» What to do: Match the string "this" against each line below, and copy every line that matches.

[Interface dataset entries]

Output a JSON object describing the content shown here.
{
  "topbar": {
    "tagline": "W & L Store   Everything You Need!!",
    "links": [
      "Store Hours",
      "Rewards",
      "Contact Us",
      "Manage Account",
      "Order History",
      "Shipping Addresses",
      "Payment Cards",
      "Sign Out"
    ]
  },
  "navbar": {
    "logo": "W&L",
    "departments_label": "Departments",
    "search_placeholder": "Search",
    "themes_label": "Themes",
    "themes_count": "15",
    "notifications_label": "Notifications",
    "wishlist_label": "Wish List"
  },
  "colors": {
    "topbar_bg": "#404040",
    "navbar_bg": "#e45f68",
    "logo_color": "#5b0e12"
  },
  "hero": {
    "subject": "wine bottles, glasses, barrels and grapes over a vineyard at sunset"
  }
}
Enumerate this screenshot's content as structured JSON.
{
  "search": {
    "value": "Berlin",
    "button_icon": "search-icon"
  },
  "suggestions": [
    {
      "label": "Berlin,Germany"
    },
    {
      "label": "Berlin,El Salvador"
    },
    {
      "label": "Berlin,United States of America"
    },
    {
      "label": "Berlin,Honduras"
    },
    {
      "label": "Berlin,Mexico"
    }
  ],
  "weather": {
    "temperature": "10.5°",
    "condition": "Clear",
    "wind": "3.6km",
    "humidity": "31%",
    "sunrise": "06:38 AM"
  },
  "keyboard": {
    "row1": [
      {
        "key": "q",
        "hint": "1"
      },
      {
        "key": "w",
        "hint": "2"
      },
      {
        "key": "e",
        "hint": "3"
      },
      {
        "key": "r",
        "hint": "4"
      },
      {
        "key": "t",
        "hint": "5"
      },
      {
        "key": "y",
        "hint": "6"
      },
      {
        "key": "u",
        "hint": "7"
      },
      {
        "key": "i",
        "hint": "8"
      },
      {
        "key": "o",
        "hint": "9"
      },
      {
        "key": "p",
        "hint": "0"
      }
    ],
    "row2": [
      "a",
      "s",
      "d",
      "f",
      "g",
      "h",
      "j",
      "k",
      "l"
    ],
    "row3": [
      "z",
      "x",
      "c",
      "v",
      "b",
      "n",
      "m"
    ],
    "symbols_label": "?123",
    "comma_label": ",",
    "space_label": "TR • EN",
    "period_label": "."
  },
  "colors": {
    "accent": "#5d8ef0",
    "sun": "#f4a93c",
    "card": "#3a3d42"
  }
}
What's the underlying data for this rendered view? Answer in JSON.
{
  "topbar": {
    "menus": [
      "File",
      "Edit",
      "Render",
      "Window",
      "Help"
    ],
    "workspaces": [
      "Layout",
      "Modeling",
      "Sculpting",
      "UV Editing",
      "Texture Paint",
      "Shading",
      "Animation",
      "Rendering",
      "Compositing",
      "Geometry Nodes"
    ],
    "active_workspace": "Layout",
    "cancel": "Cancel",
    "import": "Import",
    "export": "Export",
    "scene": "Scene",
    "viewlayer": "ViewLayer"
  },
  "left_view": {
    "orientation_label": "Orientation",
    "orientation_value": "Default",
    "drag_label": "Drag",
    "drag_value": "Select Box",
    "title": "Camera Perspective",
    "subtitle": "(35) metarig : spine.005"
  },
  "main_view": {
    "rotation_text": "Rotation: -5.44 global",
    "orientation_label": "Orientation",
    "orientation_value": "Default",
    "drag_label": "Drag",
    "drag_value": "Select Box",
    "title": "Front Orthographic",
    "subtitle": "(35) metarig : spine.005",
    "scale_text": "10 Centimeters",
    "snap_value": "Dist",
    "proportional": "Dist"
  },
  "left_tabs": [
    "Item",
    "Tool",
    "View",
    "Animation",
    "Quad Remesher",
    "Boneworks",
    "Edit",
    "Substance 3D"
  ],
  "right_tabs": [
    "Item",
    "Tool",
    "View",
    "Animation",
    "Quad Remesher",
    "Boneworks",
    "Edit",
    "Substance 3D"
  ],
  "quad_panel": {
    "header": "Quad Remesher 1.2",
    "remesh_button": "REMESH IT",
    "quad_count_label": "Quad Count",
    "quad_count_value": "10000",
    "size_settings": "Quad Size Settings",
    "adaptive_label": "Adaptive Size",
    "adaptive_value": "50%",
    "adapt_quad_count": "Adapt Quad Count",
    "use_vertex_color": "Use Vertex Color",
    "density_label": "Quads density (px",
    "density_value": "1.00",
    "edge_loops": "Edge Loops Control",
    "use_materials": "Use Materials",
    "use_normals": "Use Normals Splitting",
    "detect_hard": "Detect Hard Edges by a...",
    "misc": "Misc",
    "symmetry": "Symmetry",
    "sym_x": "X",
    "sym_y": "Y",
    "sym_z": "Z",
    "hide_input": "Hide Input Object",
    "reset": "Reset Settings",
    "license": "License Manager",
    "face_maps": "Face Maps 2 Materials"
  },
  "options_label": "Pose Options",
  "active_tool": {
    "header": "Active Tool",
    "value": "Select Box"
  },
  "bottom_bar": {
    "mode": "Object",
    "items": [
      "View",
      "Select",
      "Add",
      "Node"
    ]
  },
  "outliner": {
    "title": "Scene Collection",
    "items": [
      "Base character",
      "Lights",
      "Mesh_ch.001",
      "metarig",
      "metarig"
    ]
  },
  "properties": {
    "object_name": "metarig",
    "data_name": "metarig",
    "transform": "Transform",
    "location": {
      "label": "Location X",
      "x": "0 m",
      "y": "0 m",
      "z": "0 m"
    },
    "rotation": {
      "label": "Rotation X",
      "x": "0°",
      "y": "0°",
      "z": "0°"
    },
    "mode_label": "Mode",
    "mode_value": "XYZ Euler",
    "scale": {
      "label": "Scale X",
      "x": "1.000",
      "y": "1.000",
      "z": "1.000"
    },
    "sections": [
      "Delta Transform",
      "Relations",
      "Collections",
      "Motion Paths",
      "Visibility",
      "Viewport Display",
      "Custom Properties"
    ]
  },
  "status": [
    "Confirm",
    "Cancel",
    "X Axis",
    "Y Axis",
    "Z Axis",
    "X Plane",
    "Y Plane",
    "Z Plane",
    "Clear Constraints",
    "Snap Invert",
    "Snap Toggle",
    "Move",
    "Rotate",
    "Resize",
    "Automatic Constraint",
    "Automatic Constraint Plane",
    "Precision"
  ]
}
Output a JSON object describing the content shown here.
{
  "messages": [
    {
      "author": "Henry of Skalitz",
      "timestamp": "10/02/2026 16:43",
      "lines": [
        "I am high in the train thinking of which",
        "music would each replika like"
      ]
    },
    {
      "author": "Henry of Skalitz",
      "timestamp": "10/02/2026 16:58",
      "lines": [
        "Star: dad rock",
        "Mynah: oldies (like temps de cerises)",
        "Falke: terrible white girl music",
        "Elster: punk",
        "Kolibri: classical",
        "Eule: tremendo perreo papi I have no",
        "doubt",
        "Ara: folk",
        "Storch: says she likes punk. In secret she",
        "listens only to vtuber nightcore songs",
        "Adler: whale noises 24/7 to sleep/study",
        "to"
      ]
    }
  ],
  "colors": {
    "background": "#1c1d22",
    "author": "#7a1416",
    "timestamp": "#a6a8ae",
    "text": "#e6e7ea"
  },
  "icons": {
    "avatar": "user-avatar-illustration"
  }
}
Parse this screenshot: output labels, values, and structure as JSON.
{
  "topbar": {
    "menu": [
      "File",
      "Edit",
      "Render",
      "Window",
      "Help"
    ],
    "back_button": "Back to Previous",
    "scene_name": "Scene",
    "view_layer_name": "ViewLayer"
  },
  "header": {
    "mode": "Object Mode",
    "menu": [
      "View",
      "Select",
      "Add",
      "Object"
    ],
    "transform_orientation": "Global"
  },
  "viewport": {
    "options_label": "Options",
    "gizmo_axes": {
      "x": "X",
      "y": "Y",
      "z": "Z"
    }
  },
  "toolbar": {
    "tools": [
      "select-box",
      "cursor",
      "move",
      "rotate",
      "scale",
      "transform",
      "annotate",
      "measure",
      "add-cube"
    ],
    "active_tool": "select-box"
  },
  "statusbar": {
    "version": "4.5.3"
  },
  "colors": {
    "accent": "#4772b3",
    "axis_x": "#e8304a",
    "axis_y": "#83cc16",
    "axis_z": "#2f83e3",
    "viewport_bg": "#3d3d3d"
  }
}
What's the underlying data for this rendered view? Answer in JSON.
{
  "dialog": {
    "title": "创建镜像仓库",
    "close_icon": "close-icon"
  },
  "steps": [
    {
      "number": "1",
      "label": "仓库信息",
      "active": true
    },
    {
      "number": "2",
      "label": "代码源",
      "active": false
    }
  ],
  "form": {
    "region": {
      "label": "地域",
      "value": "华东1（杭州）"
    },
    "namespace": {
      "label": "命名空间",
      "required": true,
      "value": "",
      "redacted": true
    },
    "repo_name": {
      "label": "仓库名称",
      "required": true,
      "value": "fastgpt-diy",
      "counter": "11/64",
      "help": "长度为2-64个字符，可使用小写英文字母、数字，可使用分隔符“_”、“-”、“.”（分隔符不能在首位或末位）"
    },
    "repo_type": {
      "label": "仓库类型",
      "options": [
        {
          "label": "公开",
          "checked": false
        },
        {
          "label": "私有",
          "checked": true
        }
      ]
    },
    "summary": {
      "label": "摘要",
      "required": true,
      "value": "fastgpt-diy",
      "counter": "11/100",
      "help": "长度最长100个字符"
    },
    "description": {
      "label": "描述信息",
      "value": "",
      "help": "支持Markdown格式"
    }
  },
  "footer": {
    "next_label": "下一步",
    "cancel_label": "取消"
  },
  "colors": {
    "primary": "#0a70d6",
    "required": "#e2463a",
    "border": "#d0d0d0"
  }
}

» Task response:
Enumerate this screenshot's content as structured JSON.
What's the underlying data for this rendered view? Answer in JSON.
Parse this screenshot: output labels, values, and structure as JSON.
What's the underlying data for this rendered view? Answer in JSON.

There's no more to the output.